TASK OBJECTIVE: Would you show every line from the records that holds "JSON"?

[Dataset rows for apps and sites]
★ ★ ★ ★
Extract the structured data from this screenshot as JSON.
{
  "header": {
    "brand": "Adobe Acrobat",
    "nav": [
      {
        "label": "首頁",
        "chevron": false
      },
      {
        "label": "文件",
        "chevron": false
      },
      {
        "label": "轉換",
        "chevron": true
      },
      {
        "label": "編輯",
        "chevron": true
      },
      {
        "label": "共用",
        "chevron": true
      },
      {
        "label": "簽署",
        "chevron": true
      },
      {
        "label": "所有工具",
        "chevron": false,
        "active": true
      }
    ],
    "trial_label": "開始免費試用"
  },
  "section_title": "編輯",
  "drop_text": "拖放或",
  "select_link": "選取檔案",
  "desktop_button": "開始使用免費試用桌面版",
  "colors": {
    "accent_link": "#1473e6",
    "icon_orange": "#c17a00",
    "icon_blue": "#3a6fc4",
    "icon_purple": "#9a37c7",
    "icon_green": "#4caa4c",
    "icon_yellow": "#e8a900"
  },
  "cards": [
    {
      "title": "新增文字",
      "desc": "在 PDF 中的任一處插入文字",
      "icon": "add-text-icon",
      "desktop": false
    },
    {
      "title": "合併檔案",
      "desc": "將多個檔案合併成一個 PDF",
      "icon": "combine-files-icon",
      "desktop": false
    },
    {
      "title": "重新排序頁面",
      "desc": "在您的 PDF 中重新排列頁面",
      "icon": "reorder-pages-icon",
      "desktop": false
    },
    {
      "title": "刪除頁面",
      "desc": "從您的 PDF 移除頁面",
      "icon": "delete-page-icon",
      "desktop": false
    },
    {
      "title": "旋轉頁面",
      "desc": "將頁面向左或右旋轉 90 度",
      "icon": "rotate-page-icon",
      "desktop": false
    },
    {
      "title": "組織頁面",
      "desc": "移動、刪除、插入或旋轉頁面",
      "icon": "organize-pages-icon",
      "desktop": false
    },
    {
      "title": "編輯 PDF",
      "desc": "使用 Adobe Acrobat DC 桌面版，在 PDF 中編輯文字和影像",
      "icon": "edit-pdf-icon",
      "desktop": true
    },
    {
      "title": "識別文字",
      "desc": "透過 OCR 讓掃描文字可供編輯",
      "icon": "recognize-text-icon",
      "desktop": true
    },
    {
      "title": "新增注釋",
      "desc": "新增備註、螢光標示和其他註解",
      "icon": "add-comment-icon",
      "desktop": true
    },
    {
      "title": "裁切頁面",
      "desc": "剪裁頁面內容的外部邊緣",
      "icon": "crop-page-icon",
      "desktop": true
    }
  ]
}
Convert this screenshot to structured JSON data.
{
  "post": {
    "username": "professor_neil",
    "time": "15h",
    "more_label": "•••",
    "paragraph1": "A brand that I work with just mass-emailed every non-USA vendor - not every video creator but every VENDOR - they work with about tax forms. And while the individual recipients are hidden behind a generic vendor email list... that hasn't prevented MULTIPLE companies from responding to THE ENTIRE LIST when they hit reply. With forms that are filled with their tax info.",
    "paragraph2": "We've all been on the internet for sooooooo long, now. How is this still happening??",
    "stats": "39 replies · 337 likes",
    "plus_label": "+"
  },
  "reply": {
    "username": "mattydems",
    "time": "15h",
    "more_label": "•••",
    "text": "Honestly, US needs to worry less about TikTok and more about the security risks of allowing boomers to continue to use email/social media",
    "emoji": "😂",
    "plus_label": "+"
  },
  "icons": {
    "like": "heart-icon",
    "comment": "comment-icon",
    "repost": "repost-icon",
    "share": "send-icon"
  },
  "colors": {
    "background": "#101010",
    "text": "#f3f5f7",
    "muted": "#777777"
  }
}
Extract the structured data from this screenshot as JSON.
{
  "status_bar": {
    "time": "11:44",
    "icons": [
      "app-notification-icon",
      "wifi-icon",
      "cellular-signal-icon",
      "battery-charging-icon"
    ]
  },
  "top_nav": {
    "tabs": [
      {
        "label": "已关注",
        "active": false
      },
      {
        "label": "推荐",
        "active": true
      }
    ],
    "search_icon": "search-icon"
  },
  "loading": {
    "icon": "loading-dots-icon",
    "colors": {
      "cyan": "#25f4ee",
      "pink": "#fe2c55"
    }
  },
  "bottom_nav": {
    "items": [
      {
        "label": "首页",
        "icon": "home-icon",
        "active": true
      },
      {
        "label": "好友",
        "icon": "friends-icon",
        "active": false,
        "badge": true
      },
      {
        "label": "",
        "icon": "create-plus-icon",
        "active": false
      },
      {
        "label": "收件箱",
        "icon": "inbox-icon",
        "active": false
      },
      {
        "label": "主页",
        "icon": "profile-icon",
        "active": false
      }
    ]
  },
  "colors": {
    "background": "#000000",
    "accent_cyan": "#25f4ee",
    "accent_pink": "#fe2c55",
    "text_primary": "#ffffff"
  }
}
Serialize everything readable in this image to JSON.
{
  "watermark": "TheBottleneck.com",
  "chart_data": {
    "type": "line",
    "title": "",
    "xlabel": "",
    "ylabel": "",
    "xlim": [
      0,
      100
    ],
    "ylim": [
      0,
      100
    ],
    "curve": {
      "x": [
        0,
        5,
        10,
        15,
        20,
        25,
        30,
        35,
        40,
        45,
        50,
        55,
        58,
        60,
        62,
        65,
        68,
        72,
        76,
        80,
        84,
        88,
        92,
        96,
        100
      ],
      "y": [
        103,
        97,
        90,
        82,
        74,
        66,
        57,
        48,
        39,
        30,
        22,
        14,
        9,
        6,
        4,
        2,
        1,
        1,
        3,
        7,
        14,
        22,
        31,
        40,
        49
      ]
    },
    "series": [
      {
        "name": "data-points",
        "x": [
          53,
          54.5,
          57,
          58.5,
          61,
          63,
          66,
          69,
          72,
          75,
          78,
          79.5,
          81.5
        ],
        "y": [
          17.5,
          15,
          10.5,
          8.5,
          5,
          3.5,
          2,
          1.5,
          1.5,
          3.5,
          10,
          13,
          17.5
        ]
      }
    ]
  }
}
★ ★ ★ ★
FINAL ANSWER:
Extract the structured data from this screenshot as JSON.
Convert this screenshot to structured JSON data.
Extract the structured data from this screenshot as JSON.
Serialize everything readable in this image to JSON.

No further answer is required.